I started this project as a simple way of testing how much I recalled off the top of my head when creating an Asp.Net Core application from an empty project and is based on a project by Peter Shaw and his Microservice talk for DDD North 2015 which can be found here.
I created this project on Windows using Visual Studio 2015, but given this uses the coreclr; in theory you could get this running on Linux/Mac OS X.
The project is divided into a number of areas and each service project is designed to run on the Kestrel http server as independent processes.
The first set of projects are the web applications themselves. At the time of this writing there are three of them. The first is the ‘Microservices.Web’ project which deals with the web view. Making use of MVC the controllers for this project can be found in the ‘WebViews’ folder. The other two are the Web Apis and their controllers can be found in the ‘WebApis’ folder.
Logic is injected into the controllers and this logic is found in the ‘Logic’ solution folder. DI is setup in the startup.cs files of the web application projects. You’ll see something like this…
At the moment only the web apis have any addition logic injected into them.
The DBContext is in the ‘Data’ solution folder with the models project and uses Entity Framework Core. The data project also contains a startup.cs so you can run this project in isolation for updating your db with migrations. Also, it’s worth noting I’m using User Secrets to hold the connection string to my db. You’ll need to configure this at your end if you wish to run the project.
How to run the Web Applications
All the projects are set to use ‘dnxcore50’ which you can see in each of their project.json files. If you haven’t installed the .Net Core and the stuff for Asp.Net Core 1 you can get started with this here…
At the time of this writing the dnx version I’m using is 1.0.0-rc1-update2 coreclr x64. If you haven’t played with AspNet Core 1 yet, you can run the web projects from a command prompt opened at the folder of the specific project using this command.
Now, the web api projects are already setup to run from a different port to the default localhost:5000. In their project.json (I’m looking at the project.json in the ‘Microservices.ServiceOne’ project) you will find a line which looks like this…
"web": "Microsoft.AspNet.Server.Kestrel --server.urls=http://localhost:5001/"
Which sets for us the port we want this project to use. Service two is set to use 5002.
The web view project, making use of Typescript and Gulp for minifying, simply uses JQuery ajax calls pointed at the ports setup for now. I’m thinking of a more sophisticated system for this later. Making use of razor and some of the new stuff in Asp.Net Core, and if you look in the ‘_Layout.cshtml’, you’ll see the ‘asp-append-version’ being used to give us a hash of the minified js file. There’s a lot of new stuff like this in there but at the moment this project hasn’t made use of them. A very useful example of which is the loading of different JS files depending on the environment, e.g. development or production. Though as said, this will appear in the project at some later time when the beers are plentiful.
Having all three web applications running looks something like this below.
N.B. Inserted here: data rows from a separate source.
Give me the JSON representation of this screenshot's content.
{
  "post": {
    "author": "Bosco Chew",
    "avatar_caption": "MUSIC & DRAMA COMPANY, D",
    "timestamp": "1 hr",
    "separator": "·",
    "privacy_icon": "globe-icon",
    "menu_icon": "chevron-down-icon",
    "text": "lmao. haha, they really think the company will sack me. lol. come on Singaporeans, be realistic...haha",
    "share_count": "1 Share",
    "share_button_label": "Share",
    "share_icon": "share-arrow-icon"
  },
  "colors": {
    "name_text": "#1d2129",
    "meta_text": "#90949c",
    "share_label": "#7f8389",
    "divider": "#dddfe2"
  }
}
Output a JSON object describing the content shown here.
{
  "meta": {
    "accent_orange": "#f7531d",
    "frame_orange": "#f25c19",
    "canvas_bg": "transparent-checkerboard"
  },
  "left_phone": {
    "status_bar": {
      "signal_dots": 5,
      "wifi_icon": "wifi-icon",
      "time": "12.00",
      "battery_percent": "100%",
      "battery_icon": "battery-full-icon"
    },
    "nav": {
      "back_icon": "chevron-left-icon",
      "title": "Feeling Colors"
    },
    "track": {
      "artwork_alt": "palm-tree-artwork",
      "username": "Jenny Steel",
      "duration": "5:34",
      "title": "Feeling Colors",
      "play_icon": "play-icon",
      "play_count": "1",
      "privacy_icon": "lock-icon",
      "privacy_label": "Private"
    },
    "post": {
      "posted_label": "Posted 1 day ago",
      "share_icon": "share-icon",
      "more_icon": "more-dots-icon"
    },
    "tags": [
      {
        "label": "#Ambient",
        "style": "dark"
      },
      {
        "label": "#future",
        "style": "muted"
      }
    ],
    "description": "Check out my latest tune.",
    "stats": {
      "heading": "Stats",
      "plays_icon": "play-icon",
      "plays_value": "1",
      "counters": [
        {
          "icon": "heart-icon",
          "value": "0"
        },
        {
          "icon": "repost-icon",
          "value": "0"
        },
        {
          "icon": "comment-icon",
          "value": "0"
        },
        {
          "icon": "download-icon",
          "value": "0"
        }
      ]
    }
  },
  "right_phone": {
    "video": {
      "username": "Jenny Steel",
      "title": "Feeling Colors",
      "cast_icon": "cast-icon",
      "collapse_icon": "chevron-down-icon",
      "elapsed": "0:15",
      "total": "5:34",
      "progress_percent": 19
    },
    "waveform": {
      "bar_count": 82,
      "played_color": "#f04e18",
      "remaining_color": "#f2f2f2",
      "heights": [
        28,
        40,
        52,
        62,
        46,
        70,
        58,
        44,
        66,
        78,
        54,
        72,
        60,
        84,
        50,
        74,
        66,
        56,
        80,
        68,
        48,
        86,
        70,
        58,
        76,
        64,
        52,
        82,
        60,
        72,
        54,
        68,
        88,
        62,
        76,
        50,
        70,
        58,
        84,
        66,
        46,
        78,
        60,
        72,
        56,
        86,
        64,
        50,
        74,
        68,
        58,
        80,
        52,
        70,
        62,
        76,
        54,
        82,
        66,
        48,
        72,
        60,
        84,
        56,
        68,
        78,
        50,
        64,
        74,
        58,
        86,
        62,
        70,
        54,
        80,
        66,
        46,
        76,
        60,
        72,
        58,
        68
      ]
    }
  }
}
I’ve also navigated to localhost:5000 so you can see that logging is enabled and you can see stuff happening. You can also see things like SQL generated by LINQ to SQL and such like in the command prompt output; it’s very handy.
Word of warning, there’s a good chance most of this will stop working as I’ll probably be working on it after a number of beers at the weekend.